(WHAT IS NEEDED) Return each line of the records below in which the string "lead" turns up.

[Page and application data records]
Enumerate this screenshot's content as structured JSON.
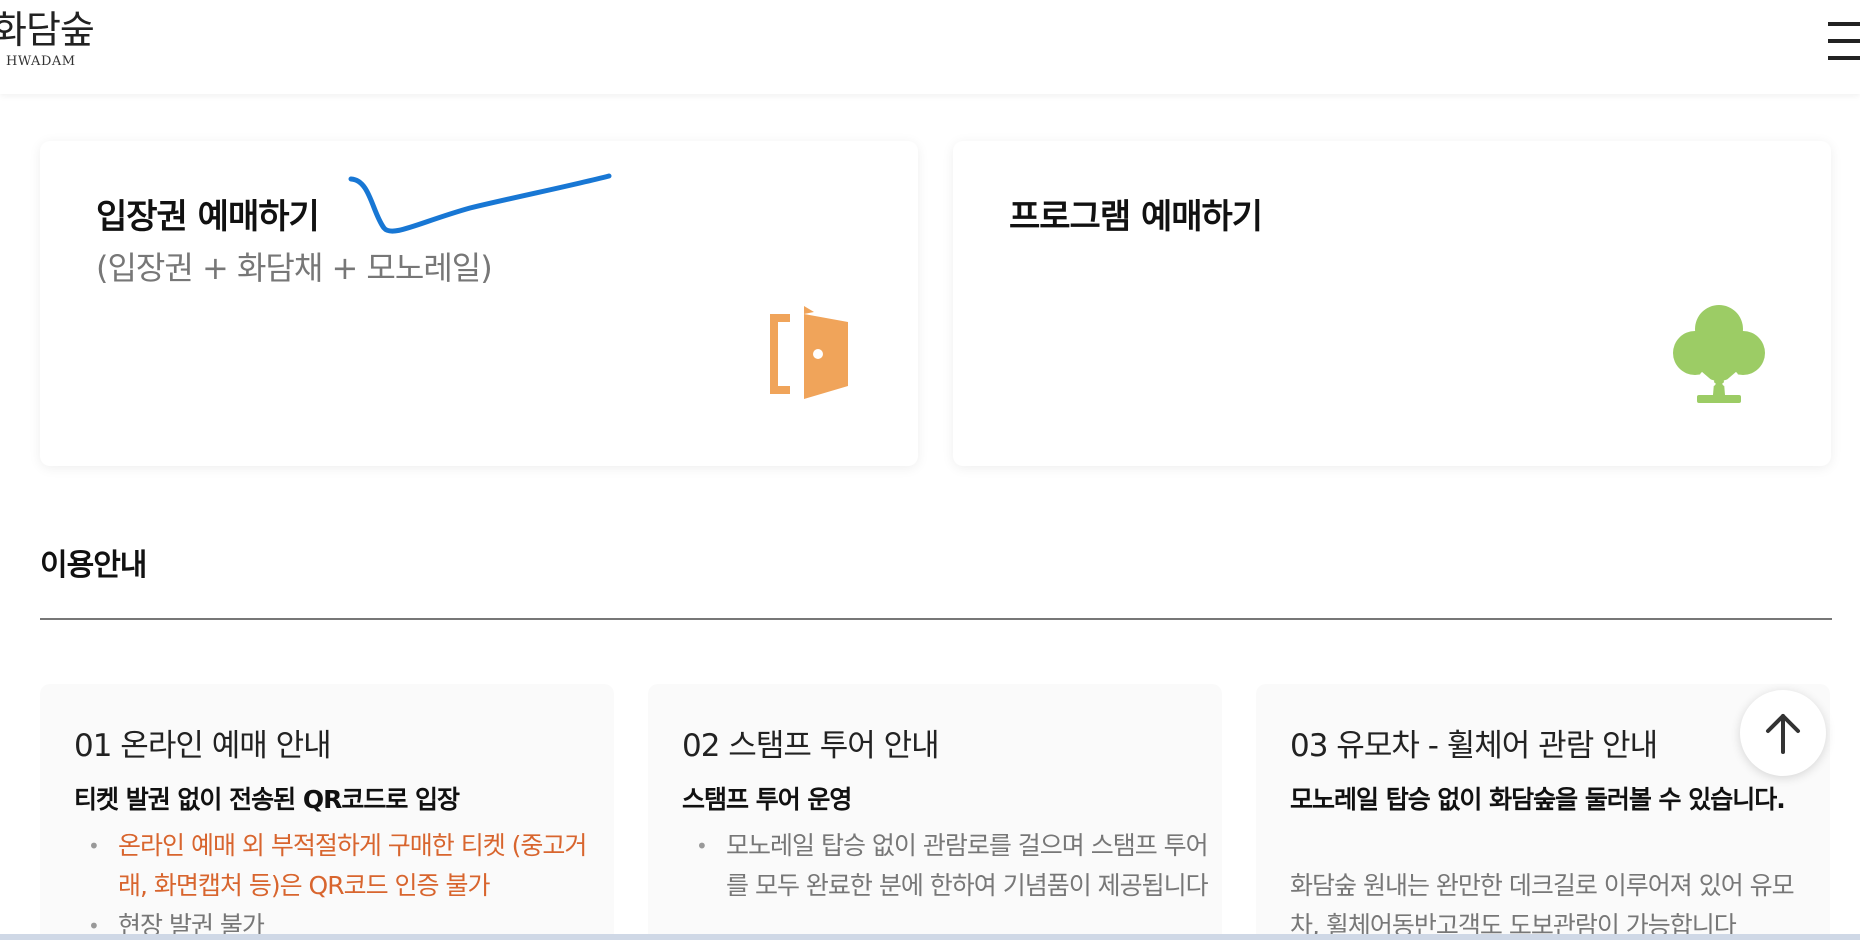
{
  "header": {
    "logo_main": "화담숲",
    "logo_sub": "HWADAM"
  },
  "cards": [
    {
      "title": "입장권 예매하기",
      "subtitle": "(입장권 + 화담채 + 모노레일)",
      "icon": "door-icon"
    },
    {
      "title": "프로그램 예매하기",
      "subtitle": "",
      "icon": "tree-icon"
    }
  ],
  "section": {
    "title": "이용안내"
  },
  "info": [
    {
      "title": "01 온라인 예매 안내",
      "lead": "티켓 발권 없이 전송된 QR코드로 입장",
      "items": [
        "온라인 예매 외 부적절하게 구매한 티켓 (중고거래, 화면캡처 등)은 QR코드 인증 불가",
        "현장 발권 불가"
      ]
    },
    {
      "title": "02 스탬프 투어 안내",
      "lead": "스탬프 투어 운영",
      "items": [
        "모노레일 탑승 없이 관람로를 걸으며 스탬프 투어를 모두 완료한 분에 한하여 기념품이 제공됩니다"
      ]
    },
    {
      "title": "03 유모차 - 휠체어 관람 안내",
      "lead": "모노레일 탑승 없이 화담숲을 둘러볼 수 있습니다.",
      "text": "화담숲 원내는 완만한 데크길로 이루어져 있어 유모차, 휠체어동반고객도 도보관람이 가능합니다"
    }
  ],
  "colors": {
    "accent_warn": "#d8652e",
    "door_icon": "#f0a45a",
    "tree_icon": "#9ccc65",
    "pen_mark": "#1877d4"
  },
  "icons": {
    "menu": "hamburger-menu-icon",
    "scroll_top": "arrow-up-icon"
  }
}
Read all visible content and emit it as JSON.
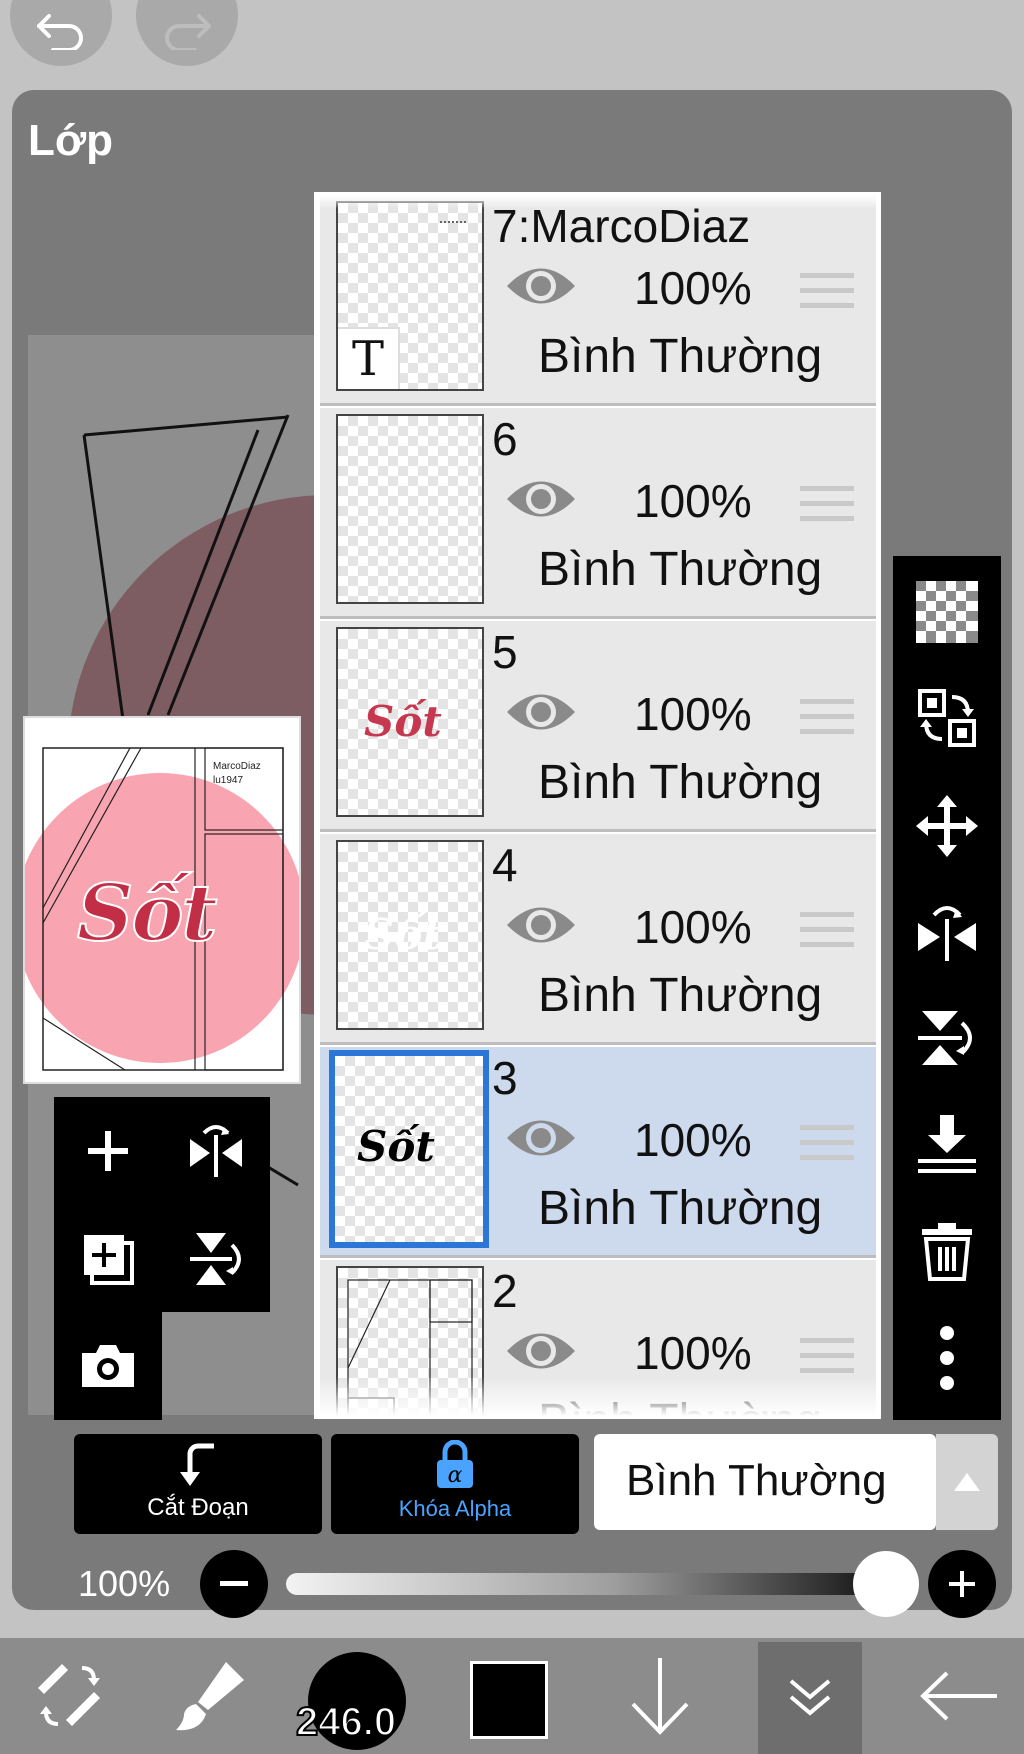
{
  "panel": {
    "title": "Lớp"
  },
  "layers": [
    {
      "name": "7:MarcoDiaz",
      "opacity": "100%",
      "mode": "Bình Thường",
      "type": "text",
      "selected": false
    },
    {
      "name": "6",
      "opacity": "100%",
      "mode": "Bình Thường",
      "type": "empty",
      "selected": false
    },
    {
      "name": "5",
      "opacity": "100%",
      "mode": "Bình Thường",
      "type": "art-red",
      "selected": false
    },
    {
      "name": "4",
      "opacity": "100%",
      "mode": "Bình Thường",
      "type": "art-white",
      "selected": false
    },
    {
      "name": "3",
      "opacity": "100%",
      "mode": "Bình Thường",
      "type": "art-black",
      "selected": true
    },
    {
      "name": "2",
      "opacity": "100%",
      "mode": "Bình Thường",
      "type": "frames",
      "selected": false
    }
  ],
  "thumb_text": {
    "text_layer_glyph": "T",
    "art": "Sốt"
  },
  "preview": {
    "art": "Sốt",
    "caption_line1": "MarcoDiaz",
    "caption_line2": "lu1947"
  },
  "actions": {
    "clip_label": "Cắt Đoạn",
    "alpha_lock_label": "Khóa Alpha",
    "blend_mode": "Bình Thường"
  },
  "opacity": {
    "label": "100%",
    "value": 1.0
  },
  "brush": {
    "size": "246.0"
  },
  "colors": {
    "selected_layer": "#cdd9ec",
    "selection_border": "#2b76d6",
    "alpha_lock": "#4aa3ff",
    "current_color": "#000000"
  },
  "icons": {
    "top": [
      "undo-icon",
      "redo-icon"
    ],
    "left": [
      "add-layer-icon",
      "flip-horizontal-icon",
      "add-copy-layer-icon",
      "flip-vertical-icon",
      "camera-icon"
    ],
    "right": [
      "transparency-icon",
      "layer-transform-icon",
      "move-icon",
      "flip-horizontal-icon",
      "flip-vertical-icon",
      "merge-down-icon",
      "trash-icon",
      "more-icon"
    ],
    "bottom": [
      "tools-icon",
      "brush-icon",
      "brush-size-icon",
      "color-icon",
      "arrow-down-icon",
      "layers-collapse-icon",
      "back-icon"
    ]
  }
}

(TASK ANSWER)
      "lead": "티켓 발권 없이 전송된 QR코드로 입장",
      "lead": "스탬프 투어 운영",
      "lead": "모노레일 탑승 없이 화담숲을 둘러볼 수 있습니다.",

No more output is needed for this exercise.